I approach artmaking as a way of building relationship with the land, every artistic gesture as an opportunity to regrow the connections between myself and the myriad of natural processes and beings that support collective life on this planet. Harvesting nettles and dye plants has become an integral part of my practice, and has helped me establish an intentional, ongoing relationship with my local plant communities and reinstate the proximity between artist and material. Regenerating these earth-body connections is an immense and long-term endeavor which extends beyond the scope of my artistic practice and into every aspect of my life. I consider attention to be a form of gratitude. I try to cultivate moments and practices of deep, sustained, life-building attention by prioritizing slow labor, and by harvesting and hand-processing plant materials into usable dyes and fibers.
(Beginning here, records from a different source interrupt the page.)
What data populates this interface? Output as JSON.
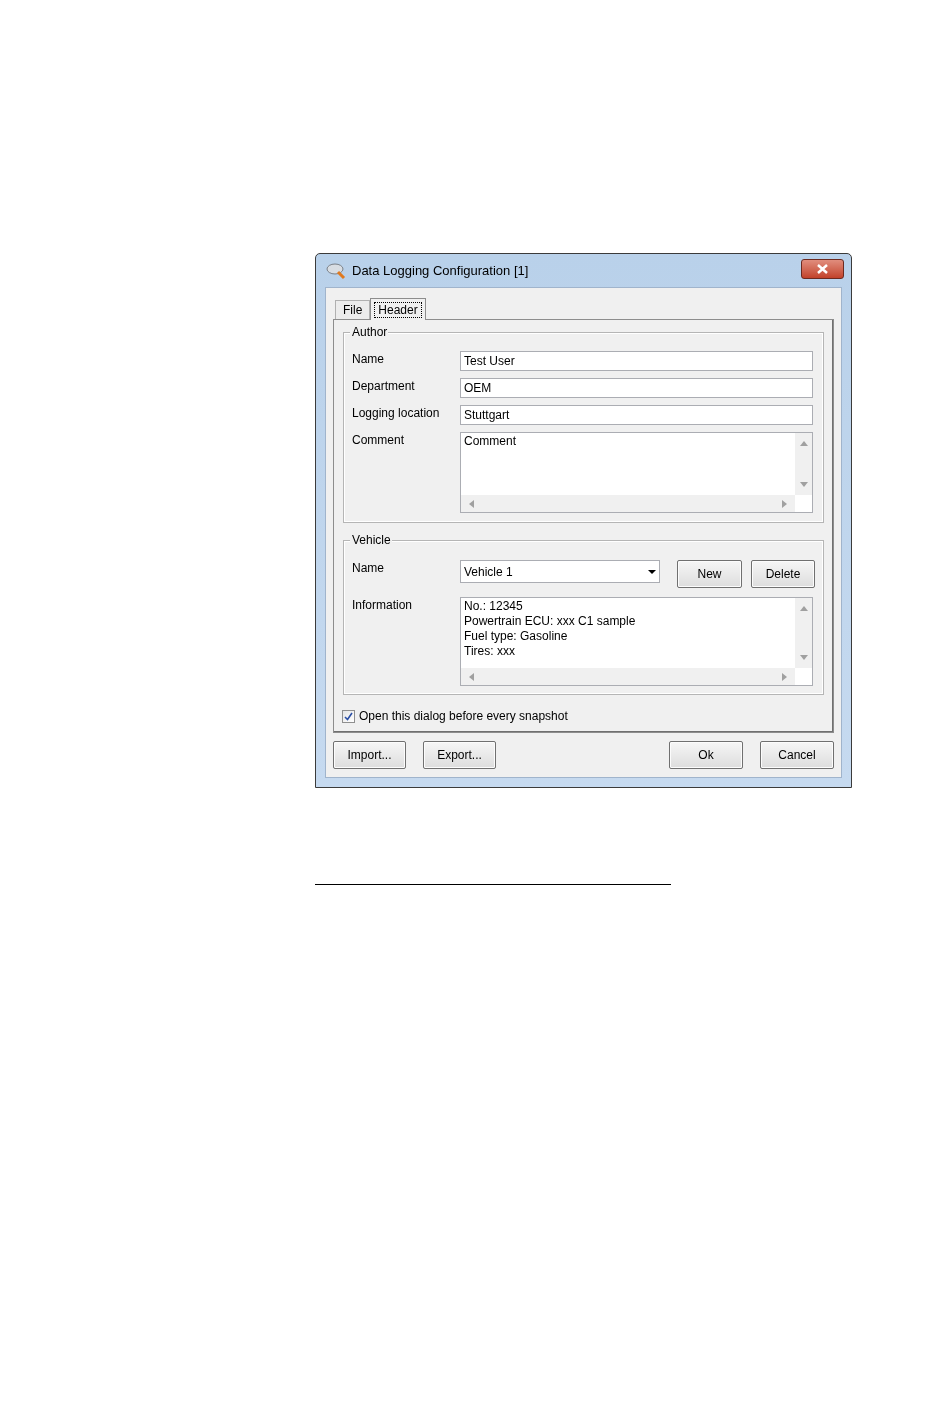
{
  "window": {
    "title": "Data Logging Configuration [1]"
  },
  "tabs": [
    {
      "label": "File",
      "selected": false
    },
    {
      "label": "Header",
      "selected": true
    }
  ],
  "author": {
    "legend": "Author",
    "fields": [
      {
        "kind": "text",
        "label": "Name",
        "value": "Test User"
      },
      {
        "kind": "text",
        "label": "Department",
        "value": "OEM"
      },
      {
        "kind": "text",
        "label": "Logging location",
        "value": "Stuttgart"
      },
      {
        "kind": "textarea",
        "label": "Comment",
        "value": "Comment"
      }
    ]
  },
  "vehicle": {
    "legend": "Vehicle",
    "name_label": "Name",
    "name_value": "Vehicle 1",
    "buttons": [
      "New",
      "Delete"
    ],
    "info_label": "Information",
    "info_lines": [
      "No.: 12345",
      "Powertrain ECU: xxx C1 sample",
      "Fuel type: Gasoline",
      "Tires: xxx"
    ]
  },
  "open_before_snapshot": {
    "label": "Open this dialog before every snapshot",
    "checked": true
  },
  "left_buttons": [
    "Import...",
    "Export..."
  ],
  "right_buttons": [
    "Ok",
    "Cancel"
  ]
}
Sustaining an artistic practice and working closely with raw materials such as these allows me to critically consider my relationships to the broader earth community and to situate myself more fully within the intricate systems of our living planet.